We think Rita was a poor fit for quite a bit of what the competition asked for and her tactic of hunkering down, committing to it all and just getting to the end where she could be her true self largely paid off. This look is gorgeous, and it kind of locks down Rita’s whole deal. She didn’t get a chance to lean into the alien drag thing all season, but once you see her in it, you can see why she’s so well-respected.
We think Scarlett acquitted herself nicely throughout the final few episodes and she was great in everything this episode asked of her – but we don’t love this look. The fit on the bodice is terrible. We found out why during the lip synch when she tore it away to reveal a bodysuit underneath, but as a runway look, it’s bland and a little drab compared to many of her previous ones.
We gasped. How could we not. In a season that had us complaining for weeks about the lack of polish and high-end drag artistry, Priyanka stepped out on that runway in what may rank as one of the all-time greats in the show’s history. Just absolutely stunning drag, flawlessly executed. She radiated a confidence she didn’t show for most of the season. She knew she nailed this one.
At first we thought Priyanka’s look worked against her in the lip sync, given how Rita and Scarlett had tearaways and offered a much more physical style and dance-based performance. But Pri served up a more quietly intense, emotional sort of lip sync and we can’t tell you how much we appreciate it when a queen does that and the show sees fit to reward it. The dips and splits and tearaways and wig snatches are all part of the art form, but they’re stylistic flourishes that Drag Race has a tendency to over-reward (either in the judging or just by constantly shooting the judges’ over-reaction to each move, like they’d never seen a bitch do a dip before). Sometimes, the song and the drag artist require a more focused, spotlight-holding emotional approach, which Pri seemed to understand – or perhaps was luckily forced into by the restrictions of his costume.
Whatever the case, girlfriend snagged that sceptre and we couldn’t be happier with the choice. Well done all around. Canada’s Drag Race had a rocky first season, but it ended well and we look forward to see how the show improves in the seasons to come. Next up: Drag Race Holland. What, like you thought were gonna shut up about it? We wrote a book! Have we mentioned that lately?
“Our critically acclaimed book Legendary Children: The First Decade of RuPaul’s Drag Race and the Last Century of Queer Life is on sale now!
The Los Angeles Times called it “a nuanced exploration of the gender-bending figures, insider lingo and significant milestones in queer history to which the show owes its existence.”

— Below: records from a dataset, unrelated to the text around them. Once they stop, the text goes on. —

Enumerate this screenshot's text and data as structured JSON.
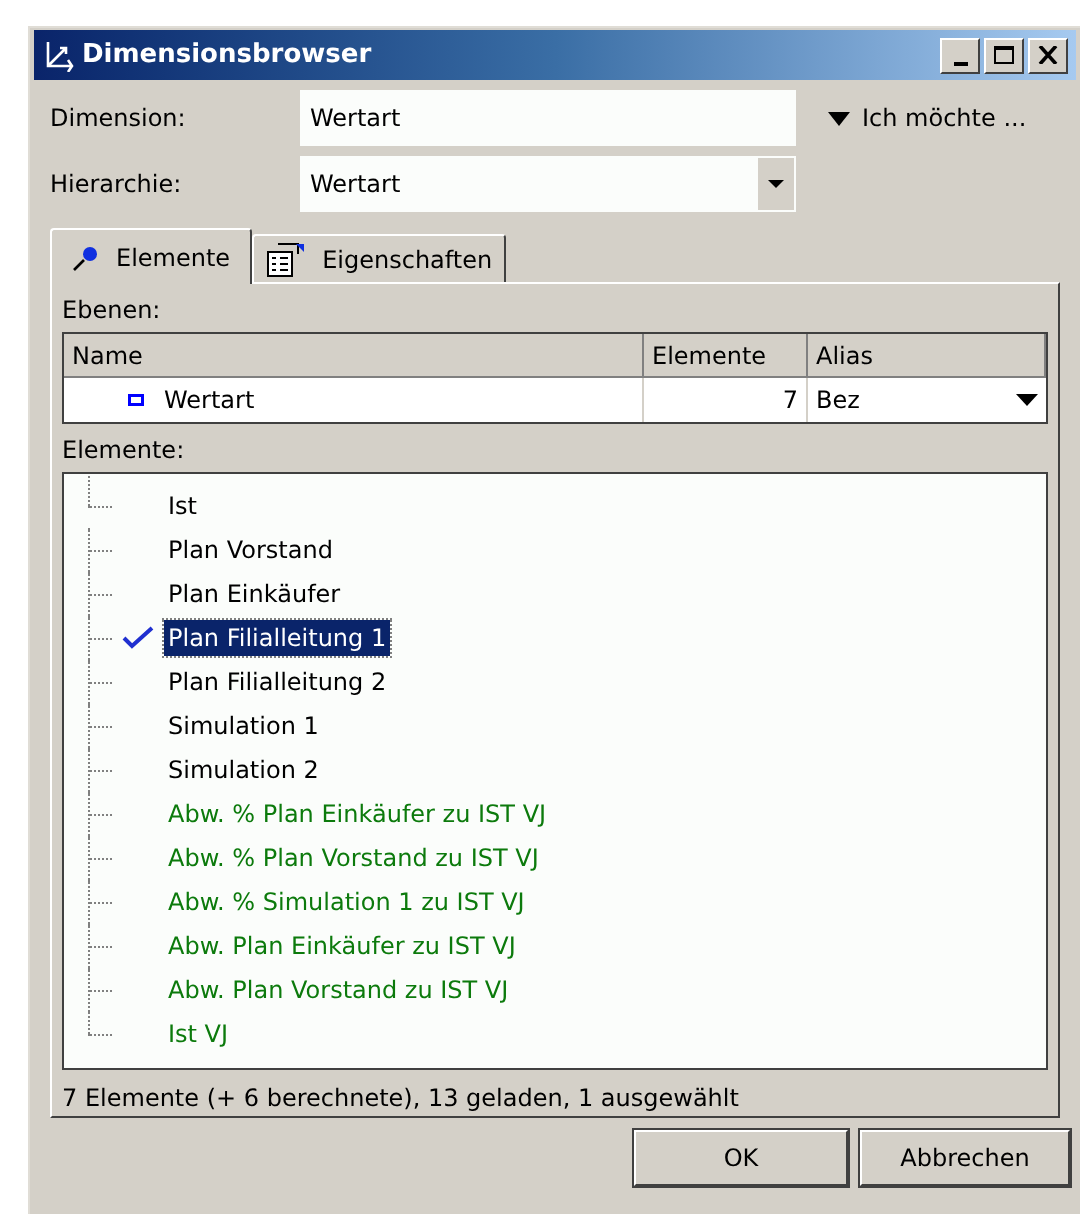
{
  "window": {
    "title": "Dimensionsbrowser"
  },
  "fields": [
    {
      "label": "Dimension:",
      "value": "Wertart",
      "kind": "text"
    },
    {
      "label": "Hierarchie:",
      "value": "Wertart",
      "kind": "dropdown"
    }
  ],
  "menu_link": "Ich möchte ...",
  "tabs": [
    {
      "label": "Elemente",
      "selected": true,
      "kind": "pin"
    },
    {
      "label": "Eigenschaften",
      "selected": false,
      "kind": "sheet"
    }
  ],
  "levels": {
    "label": "Ebenen:",
    "columns": [
      "Name",
      "Elemente",
      "Alias"
    ],
    "rows": [
      {
        "name": "Wertart",
        "count": "7",
        "alias": "Bez"
      }
    ]
  },
  "elements": {
    "label": "Elemente:",
    "items": [
      {
        "label": "Ist",
        "kind": "base",
        "selected": false
      },
      {
        "label": "Plan Vorstand",
        "kind": "base",
        "selected": false
      },
      {
        "label": "Plan Einkäufer",
        "kind": "base",
        "selected": false
      },
      {
        "label": "Plan Filialleitung 1",
        "kind": "base",
        "selected": true
      },
      {
        "label": "Plan Filialleitung 2",
        "kind": "base",
        "selected": false
      },
      {
        "label": "Simulation 1",
        "kind": "base",
        "selected": false
      },
      {
        "label": "Simulation 2",
        "kind": "base",
        "selected": false
      },
      {
        "label": "Abw. % Plan Einkäufer zu IST VJ",
        "kind": "computed",
        "selected": false
      },
      {
        "label": "Abw. % Plan Vorstand zu IST VJ",
        "kind": "computed",
        "selected": false
      },
      {
        "label": "Abw. % Simulation 1 zu IST VJ",
        "kind": "computed",
        "selected": false
      },
      {
        "label": "Abw. Plan Einkäufer zu IST VJ",
        "kind": "computed",
        "selected": false
      },
      {
        "label": "Abw. Plan Vorstand zu IST VJ",
        "kind": "computed",
        "selected": false
      },
      {
        "label": "Ist VJ",
        "kind": "computed",
        "selected": false
      }
    ]
  },
  "status_bar": "7 Elemente (+ 6 berechnete), 13 geladen, 1 ausgewählt",
  "buttons": [
    "OK",
    "Abbrechen"
  ]
}
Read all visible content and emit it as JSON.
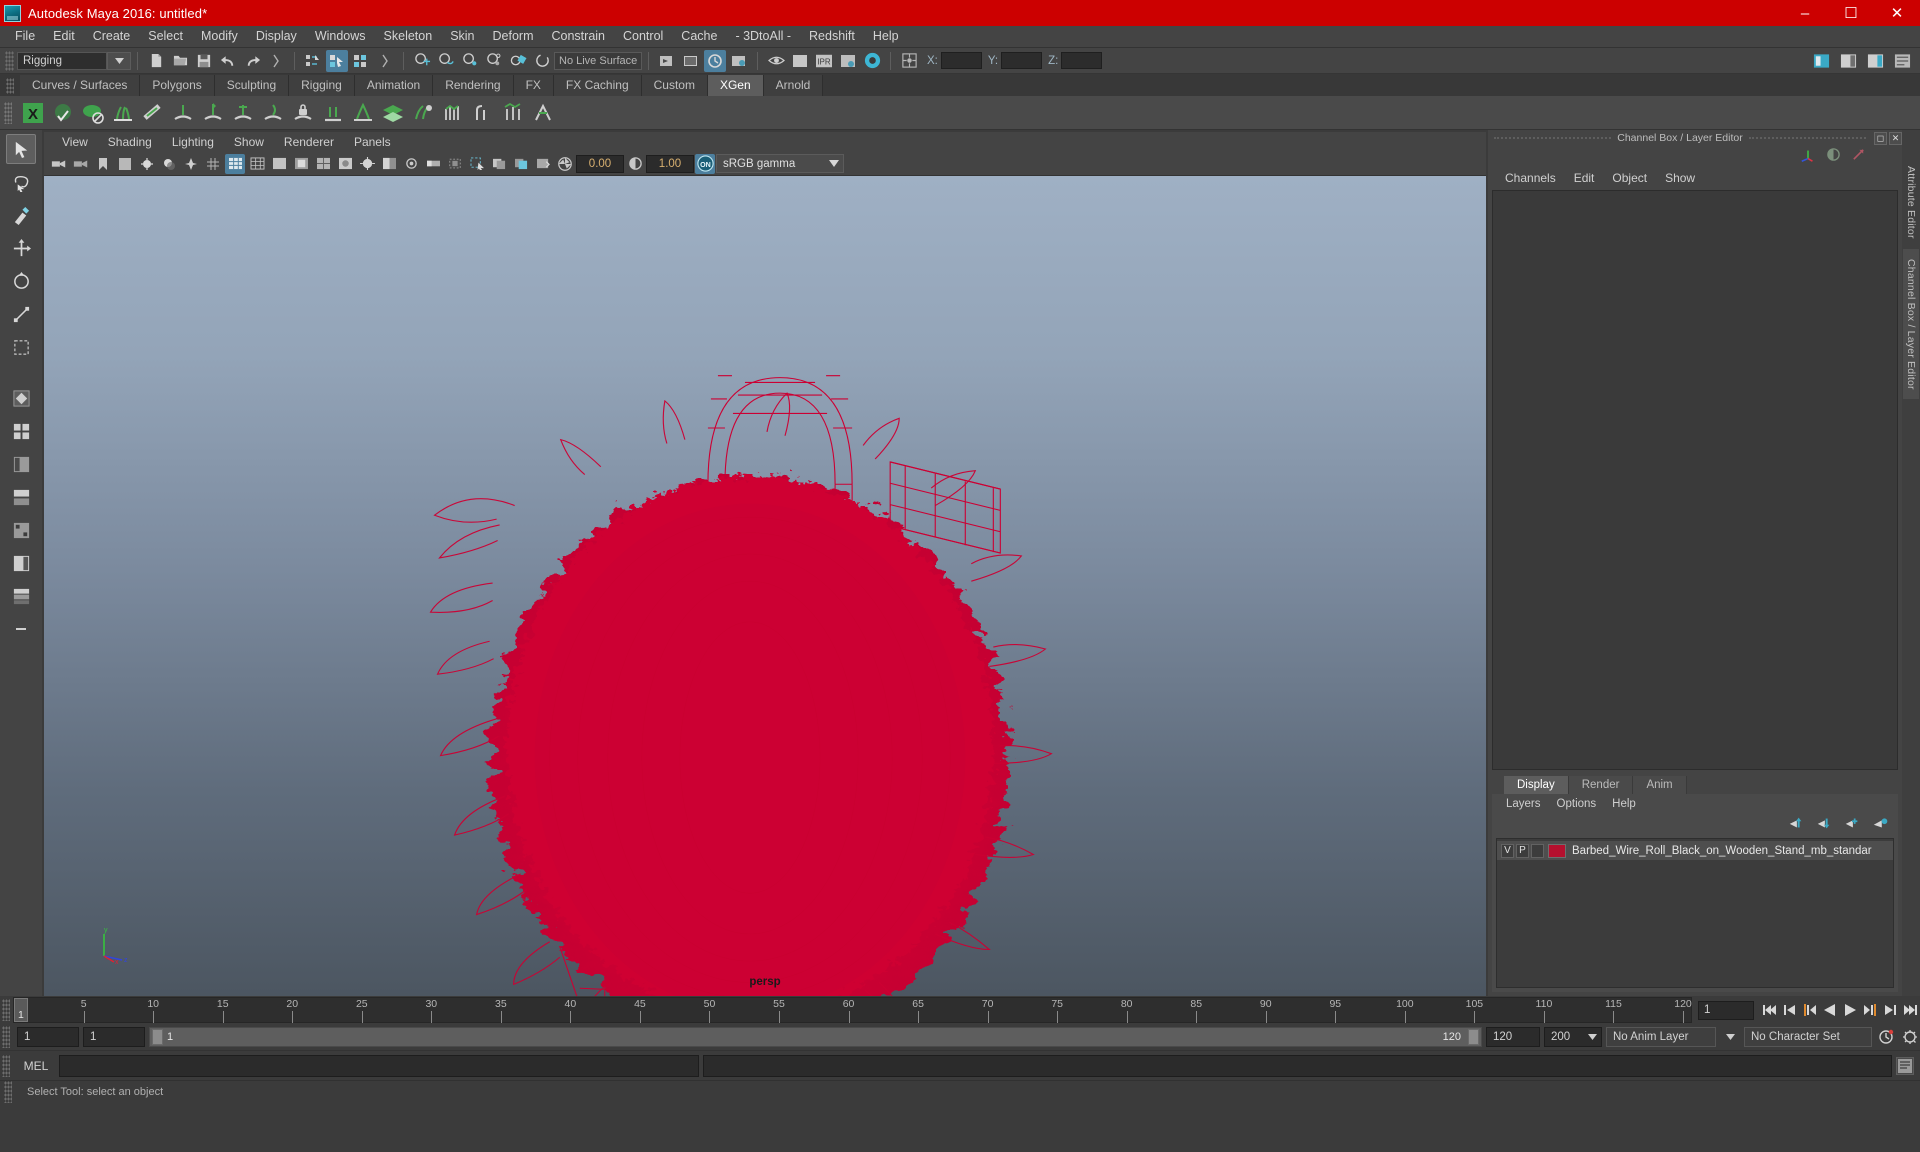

The Washington Post said it “arrives at just the right time … because the world needs authenticity in its stories. Fitzgerald and Marquez deliver that, giving readers an insight into the important but overlooked people who made our current moment possible.”
Paper Magazine said to “think of it as the queer education you didn’t get in public school” and The Associated Press said it was “delightful and important” and “a history well told, one that is approachable and enjoyable for all.”
[Photo Credit: WOW via Tom and Lorenzo]